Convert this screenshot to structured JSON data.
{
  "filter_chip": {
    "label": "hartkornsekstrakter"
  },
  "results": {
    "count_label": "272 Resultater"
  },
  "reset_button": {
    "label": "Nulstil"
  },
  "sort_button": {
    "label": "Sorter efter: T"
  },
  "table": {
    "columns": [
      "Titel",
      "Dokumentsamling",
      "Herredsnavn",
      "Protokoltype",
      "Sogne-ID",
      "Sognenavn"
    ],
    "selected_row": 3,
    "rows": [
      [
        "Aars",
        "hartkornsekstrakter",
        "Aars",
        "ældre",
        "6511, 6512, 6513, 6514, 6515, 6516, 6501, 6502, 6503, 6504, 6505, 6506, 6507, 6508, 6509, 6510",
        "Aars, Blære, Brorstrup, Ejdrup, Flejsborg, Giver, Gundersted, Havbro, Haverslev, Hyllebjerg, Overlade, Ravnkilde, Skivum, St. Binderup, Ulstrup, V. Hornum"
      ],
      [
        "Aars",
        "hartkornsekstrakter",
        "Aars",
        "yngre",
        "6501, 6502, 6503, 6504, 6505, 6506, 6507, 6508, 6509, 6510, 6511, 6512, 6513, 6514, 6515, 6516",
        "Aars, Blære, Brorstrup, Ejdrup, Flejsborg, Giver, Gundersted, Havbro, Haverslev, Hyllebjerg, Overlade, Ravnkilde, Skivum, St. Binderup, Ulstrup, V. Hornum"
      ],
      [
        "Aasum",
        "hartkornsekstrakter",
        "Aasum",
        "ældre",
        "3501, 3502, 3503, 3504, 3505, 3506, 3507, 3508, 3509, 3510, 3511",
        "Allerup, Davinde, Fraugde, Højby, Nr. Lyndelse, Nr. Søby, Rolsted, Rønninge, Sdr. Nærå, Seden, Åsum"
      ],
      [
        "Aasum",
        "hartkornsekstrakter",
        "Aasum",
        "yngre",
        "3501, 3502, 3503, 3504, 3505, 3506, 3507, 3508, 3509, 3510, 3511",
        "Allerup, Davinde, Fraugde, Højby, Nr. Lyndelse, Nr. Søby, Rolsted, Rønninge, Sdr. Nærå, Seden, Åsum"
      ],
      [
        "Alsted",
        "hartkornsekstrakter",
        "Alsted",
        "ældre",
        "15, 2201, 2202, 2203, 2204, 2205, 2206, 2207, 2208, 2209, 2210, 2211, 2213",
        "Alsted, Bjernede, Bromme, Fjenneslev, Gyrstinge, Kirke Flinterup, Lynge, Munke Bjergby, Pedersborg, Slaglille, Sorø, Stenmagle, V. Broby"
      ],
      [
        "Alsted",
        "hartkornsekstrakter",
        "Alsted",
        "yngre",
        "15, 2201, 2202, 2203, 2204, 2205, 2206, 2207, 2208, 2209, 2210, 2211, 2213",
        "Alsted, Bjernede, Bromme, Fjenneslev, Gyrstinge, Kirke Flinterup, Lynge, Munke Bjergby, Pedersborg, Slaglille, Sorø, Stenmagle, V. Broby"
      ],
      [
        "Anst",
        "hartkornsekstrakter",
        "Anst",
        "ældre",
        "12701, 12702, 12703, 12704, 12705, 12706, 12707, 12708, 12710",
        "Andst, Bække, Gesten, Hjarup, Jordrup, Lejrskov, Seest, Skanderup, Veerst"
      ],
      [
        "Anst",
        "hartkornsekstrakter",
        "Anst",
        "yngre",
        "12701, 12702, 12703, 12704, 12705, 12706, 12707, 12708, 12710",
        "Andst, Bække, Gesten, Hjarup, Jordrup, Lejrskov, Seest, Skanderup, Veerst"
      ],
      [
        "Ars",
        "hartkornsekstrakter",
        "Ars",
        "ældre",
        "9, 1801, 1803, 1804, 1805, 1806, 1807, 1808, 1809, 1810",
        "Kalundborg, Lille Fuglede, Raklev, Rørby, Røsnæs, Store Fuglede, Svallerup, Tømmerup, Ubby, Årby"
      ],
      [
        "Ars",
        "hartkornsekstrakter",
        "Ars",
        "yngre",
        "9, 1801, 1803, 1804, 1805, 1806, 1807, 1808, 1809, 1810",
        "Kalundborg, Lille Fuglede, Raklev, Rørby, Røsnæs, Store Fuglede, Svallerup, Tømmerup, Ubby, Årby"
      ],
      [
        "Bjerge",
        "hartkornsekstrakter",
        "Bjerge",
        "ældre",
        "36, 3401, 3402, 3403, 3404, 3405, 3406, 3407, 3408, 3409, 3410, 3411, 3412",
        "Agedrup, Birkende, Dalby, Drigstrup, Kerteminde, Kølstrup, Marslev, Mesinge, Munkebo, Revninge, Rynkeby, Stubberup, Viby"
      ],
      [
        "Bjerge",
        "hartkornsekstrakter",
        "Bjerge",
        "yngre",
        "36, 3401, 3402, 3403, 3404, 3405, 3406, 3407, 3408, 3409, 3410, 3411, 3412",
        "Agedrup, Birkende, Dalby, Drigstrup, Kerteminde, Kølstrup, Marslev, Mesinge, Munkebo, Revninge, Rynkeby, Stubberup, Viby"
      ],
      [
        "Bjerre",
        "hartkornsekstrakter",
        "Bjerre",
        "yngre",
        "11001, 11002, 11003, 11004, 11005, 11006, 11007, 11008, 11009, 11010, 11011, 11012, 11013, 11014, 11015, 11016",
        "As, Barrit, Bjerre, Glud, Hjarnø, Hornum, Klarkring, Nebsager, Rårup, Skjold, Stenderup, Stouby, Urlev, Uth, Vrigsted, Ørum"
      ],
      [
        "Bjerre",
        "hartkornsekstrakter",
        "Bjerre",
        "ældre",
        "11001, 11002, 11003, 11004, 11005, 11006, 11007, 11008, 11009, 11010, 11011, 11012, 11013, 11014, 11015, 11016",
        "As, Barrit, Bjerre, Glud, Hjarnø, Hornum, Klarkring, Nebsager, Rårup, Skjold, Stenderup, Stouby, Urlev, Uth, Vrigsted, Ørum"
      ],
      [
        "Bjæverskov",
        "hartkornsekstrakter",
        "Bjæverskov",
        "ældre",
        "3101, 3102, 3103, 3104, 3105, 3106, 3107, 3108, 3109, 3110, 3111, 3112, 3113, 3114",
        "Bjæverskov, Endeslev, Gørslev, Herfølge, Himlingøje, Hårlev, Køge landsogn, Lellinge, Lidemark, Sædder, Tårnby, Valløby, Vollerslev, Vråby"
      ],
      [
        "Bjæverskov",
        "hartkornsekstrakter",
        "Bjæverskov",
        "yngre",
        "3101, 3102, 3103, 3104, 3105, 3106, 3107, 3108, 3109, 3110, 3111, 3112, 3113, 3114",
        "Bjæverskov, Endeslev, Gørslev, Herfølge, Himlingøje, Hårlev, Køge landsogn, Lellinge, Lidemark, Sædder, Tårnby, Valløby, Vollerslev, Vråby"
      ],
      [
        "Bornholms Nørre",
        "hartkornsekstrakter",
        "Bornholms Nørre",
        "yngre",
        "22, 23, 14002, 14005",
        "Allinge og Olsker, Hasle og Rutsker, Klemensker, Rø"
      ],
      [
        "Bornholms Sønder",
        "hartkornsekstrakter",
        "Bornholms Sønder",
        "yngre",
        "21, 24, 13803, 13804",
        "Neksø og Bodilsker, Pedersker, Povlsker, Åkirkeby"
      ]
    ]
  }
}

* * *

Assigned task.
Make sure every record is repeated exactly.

Response area.
Convert this screenshot to structured JSON data.
{
  "filter_chip": {
    "label": "hartkornsekstrakter"
  },
  "results": {
    "count_label": "272 Resultater"
  },
  "reset_button": {
    "label": "Nulstil"
  },
  "sort_button": {
    "label": "Sorter efter: T"
  },
  "table": {
    "columns": [
      "Titel",
      "Dokumentsamling",
      "Herredsnavn",
      "Protokoltype",
      "Sogne-ID",
      "Sognenavn"
    ],
    "selected_row": 3,
    "rows": [
      [
        "Aars",
        "hartkornsekstrakter",
        "Aars",
        "ældre",
        "6511, 6512, 6513, 6514, 6515, 6516, 6501, 6502, 6503, 6504, 6505, 6506, 6507, 6508, 6509, 6510",
        "Aars, Blære, Brorstrup, Ejdrup, Flejsborg, Giver, Gundersted, Havbro, Haverslev, Hyllebjerg, Overlade, Ravnkilde, Skivum, St. Binderup, Ulstrup, V. Hornum"
      ],
      [
        "Aars",
        "hartkornsekstrakter",
        "Aars",
        "yngre",
        "6501, 6502, 6503, 6504, 6505, 6506, 6507, 6508, 6509, 6510, 6511, 6512, 6513, 6514, 6515, 6516",
        "Aars, Blære, Brorstrup, Ejdrup, Flejsborg, Giver, Gundersted, Havbro, Haverslev, Hyllebjerg, Overlade, Ravnkilde, Skivum, St. Binderup, Ulstrup, V. Hornum"
      ],
      [
        "Aasum",
        "hartkornsekstrakter",
        "Aasum",
        "ældre",
        "3501, 3502, 3503, 3504, 3505, 3506, 3507, 3508, 3509, 3510, 3511",
        "Allerup, Davinde, Fraugde, Højby, Nr. Lyndelse, Nr. Søby, Rolsted, Rønninge, Sdr. Nærå, Seden, Åsum"
      ],
      [
        "Aasum",
        "hartkornsekstrakter",
        "Aasum",
        "yngre",
        "3501, 3502, 3503, 3504, 3505, 3506, 3507, 3508, 3509, 3510, 3511",
        "Allerup, Davinde, Fraugde, Højby, Nr. Lyndelse, Nr. Søby, Rolsted, Rønninge, Sdr. Nærå, Seden, Åsum"
      ],
      [
        "Alsted",
        "hartkornsekstrakter",
        "Alsted",
        "ældre",
        "15, 2201, 2202, 2203, 2204, 2205, 2206, 2207, 2208, 2209, 2210, 2211, 2213",
        "Alsted, Bjernede, Bromme, Fjenneslev, Gyrstinge, Kirke Flinterup, Lynge, Munke Bjergby, Pedersborg, Slaglille, Sorø, Stenmagle, V. Broby"
      ],
      [
        "Alsted",
        "hartkornsekstrakter",
        "Alsted",
        "yngre",
        "15, 2201, 2202, 2203, 2204, 2205, 2206, 2207, 2208, 2209, 2210, 2211, 2213",
        "Alsted, Bjernede, Bromme, Fjenneslev, Gyrstinge, Kirke Flinterup, Lynge, Munke Bjergby, Pedersborg, Slaglille, Sorø, Stenmagle, V. Broby"
      ],
      [
        "Anst",
        "hartkornsekstrakter",
        "Anst",
        "ældre",
        "12701, 12702, 12703, 12704, 12705, 12706, 12707, 12708, 12710",
        "Andst, Bække, Gesten, Hjarup, Jordrup, Lejrskov, Seest, Skanderup, Veerst"
      ],
      [
        "Anst",
        "hartkornsekstrakter",
        "Anst",
        "yngre",
        "12701, 12702, 12703, 12704, 12705, 12706, 12707, 12708, 12710",
        "Andst, Bække, Gesten, Hjarup, Jordrup, Lejrskov, Seest, Skanderup, Veerst"
      ],
      [
        "Ars",
        "hartkornsekstrakter",
        "Ars",
        "ældre",
        "9, 1801, 1803, 1804, 1805, 1806, 1807, 1808, 1809, 1810",
        "Kalundborg, Lille Fuglede, Raklev, Rørby, Røsnæs, Store Fuglede, Svallerup, Tømmerup, Ubby, Årby"
      ],
      [
        "Ars",
        "hartkornsekstrakter",
        "Ars",
        "yngre",
        "9, 1801, 1803, 1804, 1805, 1806, 1807, 1808, 1809, 1810",
        "Kalundborg, Lille Fuglede, Raklev, Rørby, Røsnæs, Store Fuglede, Svallerup, Tømmerup, Ubby, Årby"
      ],
      [
        "Bjerge",
        "hartkornsekstrakter",
        "Bjerge",
        "ældre",
        "36, 3401, 3402, 3403, 3404, 3405, 3406, 3407, 3408, 3409, 3410, 3411, 3412",
        "Agedrup, Birkende, Dalby, Drigstrup, Kerteminde, Kølstrup, Marslev, Mesinge, Munkebo, Revninge, Rynkeby, Stubberup, Viby"
      ],
      [
        "Bjerge",
        "hartkornsekstrakter",
        "Bjerge",
        "yngre",
        "36, 3401, 3402, 3403, 3404, 3405, 3406, 3407, 3408, 3409, 3410, 3411, 3412",
        "Agedrup, Birkende, Dalby, Drigstrup, Kerteminde, Kølstrup, Marslev, Mesinge, Munkebo, Revninge, Rynkeby, Stubberup, Viby"
      ],
      [
        "Bjerre",
        "hartkornsekstrakter",
        "Bjerre",
        "yngre",
        "11001, 11002, 11003, 11004, 11005, 11006, 11007, 11008, 11009, 11010, 11011, 11012, 11013, 11014, 11015, 11016",
        "As, Barrit, Bjerre, Glud, Hjarnø, Hornum, Klarkring, Nebsager, Rårup, Skjold, Stenderup, Stouby, Urlev, Uth, Vrigsted, Ørum"
      ],
      [
        "Bjerre",
        "hartkornsekstrakter",
        "Bjerre",
        "ældre",
        "11001, 11002, 11003, 11004, 11005, 11006, 11007, 11008, 11009, 11010, 11011, 11012, 11013, 11014, 11015, 11016",
        "As, Barrit, Bjerre, Glud, Hjarnø, Hornum, Klarkring, Nebsager, Rårup, Skjold, Stenderup, Stouby, Urlev, Uth, Vrigsted, Ørum"
      ],
      [
        "Bjæverskov",
        "hartkornsekstrakter",
        "Bjæverskov",
        "ældre",
        "3101, 3102, 3103, 3104, 3105, 3106, 3107, 3108, 3109, 3110, 3111, 3112, 3113, 3114",
        "Bjæverskov, Endeslev, Gørslev, Herfølge, Himlingøje, Hårlev, Køge landsogn, Lellinge, Lidemark, Sædder, Tårnby, Valløby, Vollerslev, Vråby"
      ],
      [
        "Bjæverskov",
        "hartkornsekstrakter",
        "Bjæverskov",
        "yngre",
        "3101, 3102, 3103, 3104, 3105, 3106, 3107, 3108, 3109, 3110, 3111, 3112, 3113, 3114",
        "Bjæverskov, Endeslev, Gørslev, Herfølge, Himlingøje, Hårlev, Køge landsogn, Lellinge, Lidemark, Sædder, Tårnby, Valløby, Vollerslev, Vråby"
      ],
      [
        "Bornholms Nørre",
        "hartkornsekstrakter",
        "Bornholms Nørre",
        "yngre",
        "22, 23, 14002, 14005",
        "Allinge og Olsker, Hasle og Rutsker, Klemensker, Rø"
      ],
      [
        "Bornholms Sønder",
        "hartkornsekstrakter",
        "Bornholms Sønder",
        "yngre",
        "21, 24, 13803, 13804",
        "Neksø og Bodilsker, Pedersker, Povlsker, Åkirkeby"
      ]
    ]
  }
}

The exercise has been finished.